A traditional Greek street food, koulouria is likely the first thing you’ll see upon entering the city, because there are often many street stands selling it. It’s great for tourist because you can just grab one and walk around with it for a snack, but you’ll find that the locals mostly eat it for breakfast.
11. Lamb Kleftiko
Lamb Kleftiko is a delicious stewed dish made by sealing the lamb and accountraments up into a parcel of parchment paper. Once it’s been cooked for hours, the stew inside the packet is so tender and the flavors are all melded together. It’s a great dish to order on a chilly fall evening.
It’s really a universal sauce in Greek cuisine. Made from Greek yogurt, garlic, lemon and dill combined together, then drizzled with olive oil and dressed with some olives, the sauce can be eaten along on pita, or scoped onto just about anything you want to eat.
13. Tyropita (Savory Hand Pies)
We saw so many pie shops in Athens selling these hand pies. They are made from either filo dough stuffed with feta or another savory filling, or they are of a firmer dough, stuffed with the same ingredients. They are very popular cafe snacks.
And now for a few things you should drink in Greece…
14. Greek Coffee
Very similar to Turkish coffee, if you’ve had that, Greek coffee is just as thick, but not as roasted. It is made by mixing roasted, finely ground coffee beans with water and heating very slowly on the stove. The result is a thicker than American coffee drink that has a thick layer of unincorporated grounds at the bottom of the cup.
15. Greek Wine
Santorini is home to a large amount of the wine produced in Greece. A wine tour to the vineyards around the island is a good way to taste the unique varietals found on Santorini and learn a bit about the way they grow their grapes on such volcanic soil and in high winds.

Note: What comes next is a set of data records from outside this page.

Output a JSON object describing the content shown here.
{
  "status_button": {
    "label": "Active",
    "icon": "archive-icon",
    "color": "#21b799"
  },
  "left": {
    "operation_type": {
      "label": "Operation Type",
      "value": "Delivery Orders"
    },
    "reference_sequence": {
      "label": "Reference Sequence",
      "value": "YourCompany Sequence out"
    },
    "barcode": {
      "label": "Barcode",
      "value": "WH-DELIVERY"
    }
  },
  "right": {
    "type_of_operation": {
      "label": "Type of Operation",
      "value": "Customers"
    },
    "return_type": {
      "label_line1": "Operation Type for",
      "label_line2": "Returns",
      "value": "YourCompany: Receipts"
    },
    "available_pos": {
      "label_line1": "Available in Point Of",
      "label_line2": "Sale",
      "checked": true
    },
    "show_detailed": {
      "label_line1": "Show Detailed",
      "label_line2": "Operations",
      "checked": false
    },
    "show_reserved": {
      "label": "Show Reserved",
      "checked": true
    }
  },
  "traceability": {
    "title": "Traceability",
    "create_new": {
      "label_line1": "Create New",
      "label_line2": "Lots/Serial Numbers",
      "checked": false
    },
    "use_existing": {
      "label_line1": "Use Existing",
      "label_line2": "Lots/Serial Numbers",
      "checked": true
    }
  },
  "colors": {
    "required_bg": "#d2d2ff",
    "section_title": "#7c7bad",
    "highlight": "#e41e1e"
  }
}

This is just a start to the incredible list of the foods you must eat and drink in Greece, but it’s a great start to learning a bit about the flavors and culture of food.
What are your favorite things to eat in Greece?